The biggest differentiator between the two platforms is the fact that content on Snapchat is only of temporary nature. Text messages, photos, and more normally disappear after a certain number of seconds.
As a result, Snapchat users normally don’t utilize the platform for curation purposes. Apart from disappearing content, Snapchat has revolutionized the social media domain when it introduced temporary (video) stories as well as by heavily promoting filters.
And this has certainly translated to some big numbers for the company. In 2021, Snapchat generated $4.1 billion in revenue. The company went public back in March 2017, which allowed the founders to raise $3.4 billion on top of the $2.7 billion investors poured into the company during its life as a startup.
Headquarters: Walnut Creek, California Founder(s): Dan Cederholm, Rich Thornett Year Founded: 2009
Dribbble is the world’s leading community for creative professionals to showcase their work and get hired. Millions of designers upload projects in categories such as app design, illustration, print, product design, and more.

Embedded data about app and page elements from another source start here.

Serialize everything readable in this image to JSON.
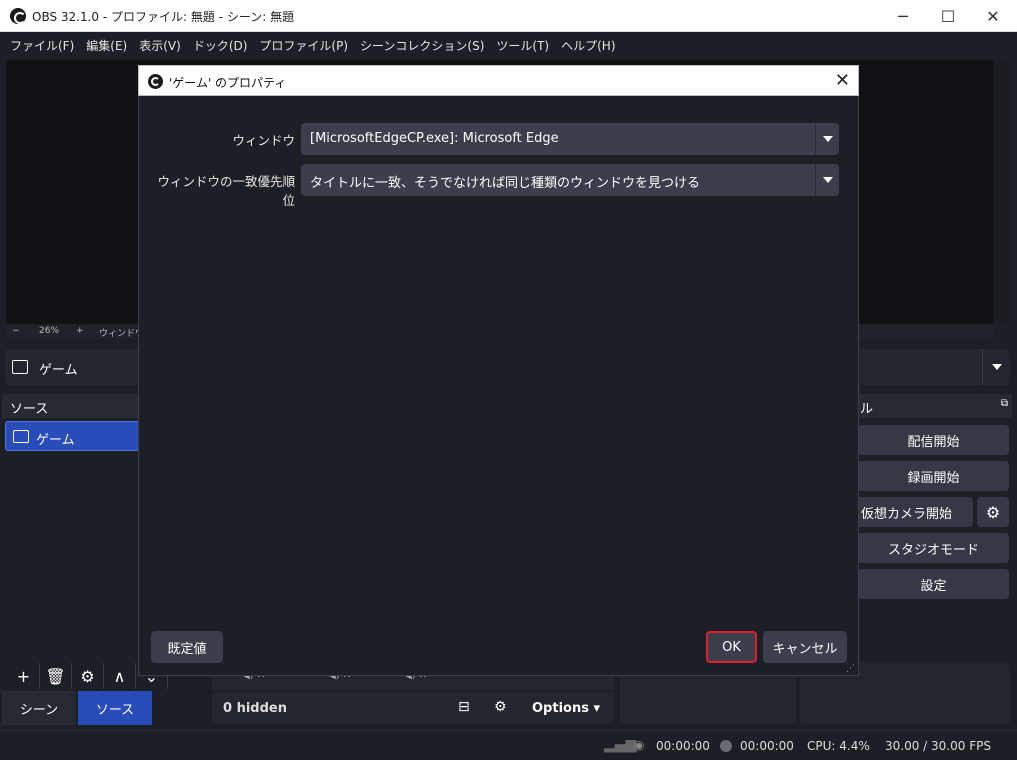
{
  "window": {
    "title": "OBS 32.1.0 - プロファイル: 無題 - シーン: 無題",
    "minimize": "─",
    "maximize": "☐",
    "close": "✕"
  },
  "menu": [
    "ファイル(F)",
    "編集(E)",
    "表示(V)",
    "ドック(D)",
    "プロファイル(P)",
    "シーンコレクション(S)",
    "ツール(T)",
    "ヘルプ(H)"
  ],
  "zoom": {
    "minus": "−",
    "value": "26%",
    "plus": "+",
    "label": "ウィンドウに"
  },
  "scene_selector": {
    "label": "ゲーム"
  },
  "sources_dock": {
    "title": "ソース",
    "items": [
      {
        "label": "ゲーム"
      }
    ],
    "toolbar": [
      "+",
      "🗑",
      "⚙",
      "∧",
      "⌄"
    ]
  },
  "bottom_tabs": [
    {
      "label": "シーン",
      "active": false
    },
    {
      "label": "ソース",
      "active": true
    }
  ],
  "mixer": {
    "hidden_label": "0 hidden",
    "options_label": "Options"
  },
  "controls": {
    "title": "ル",
    "buttons": [
      "配信開始",
      "録画開始",
      "仮想カメラ開始",
      "スタジオモード",
      "設定"
    ]
  },
  "status": {
    "stream_time": "00:00:00",
    "record_time": "00:00:00",
    "cpu": "CPU: 4.4%",
    "fps": "30.00 / 30.00 FPS"
  },
  "dialog": {
    "title": "'ゲーム' のプロパティ",
    "close": "✕",
    "fields": [
      {
        "label": "ウィンドウ",
        "value": "[MicrosoftEdgeCP.exe]: Microsoft Edge"
      },
      {
        "label": "ウィンドウの一致優先順位",
        "value": "タイトルに一致、そうでなければ同じ種類のウィンドウを見つける"
      }
    ],
    "defaults_button": "既定値",
    "ok_button": "OK",
    "cancel_button": "キャンセル"
  },
  "colors": {
    "accent": "#284cb8",
    "ok_border": "#e02030",
    "background": "#1d1f26"
  }
}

The platform allows you to follow other creators as well as like, comment on, and share their work. You can also directly message designers to hire them. Over 40,000 companies, including Airbnb, Google, and Facebook, have hired designers via Dribbble thus far.
Over 12 million users (based on 2020 data) have signed up for Dribbble thus far. The platform, which is entirely bootstrapped and employs close to 100 people, has since expanded into a variety of other aspects of the design process.
Dribbble, apart from helping designers get discovered and hired, hosts regular design challenges (dubbed Playoffs), sells courses and workshops for beginners and advanced professionals, sells dozens of templates, and offers a premium subscription to both companies and freelancers to ease the hiring process.
The platform, much like Houzz, claims that it can serve its users much more efficiently due to its laser focus on one community (= designers). For instance, advertisers on Dribbble can expect a click-through rate of 30 percent to 60 percent, which is 3x times higher than that of Pinterest.
Pinterest, given that it is both a social media network as well as a commerce platform, naturally competes with dozens of other companies.
After all, global digital advertising spending alone totaled a whopping $521.02 billion in 2021 according to Statista.
As previously stated, many brands now advertise their products on Pinterest. The revenue it generates from shoppable apps is growing twice as fast as the firm’s overall revenue.
Pinterest has, furthermore, stored over 1 billion shoppable products in its database thus far. It’s therefore not a far stretch to assume that Pinterest might eventually allow users to purchase products directly within the platform.
Presently, there are various commerce marketplaces that allow people to utilize for product curation. The biggest one, which Pinterest mentioned as a competitor in its S-1, is Amazon.
Amazon, by virtue of selling over 12 million products via its marketplaces, is often used for curating shopping baskets. I, personally, have used it to save books I might be interested in reading.
Similarly, there are niche-specific marketplaces that compete with Pinterest. For instance, platforms such as Poshmark or Vinted can also be used to receive shopping inspiration.
On the social media side, there are obviously a plethora of other platforms that didn’t make the cut but technically compete with Pinterest.
Pinterest specifically mentioned Twitter, which has around 240 million daily (!) active users, in the above-mentioned S-1 filing.
Other examples of competing social media networks are Reddit and LinkedIn. Even messaging platforms, such as Telegram or WhatsApp, offer some of the same features including texting or liking and sharing content.
Lastly, one could also include YouTube as a competitor. The video juggernaut has switched towards promoting short-form content as well. And YouTube itself is even better at curating content that the users might want to engage with.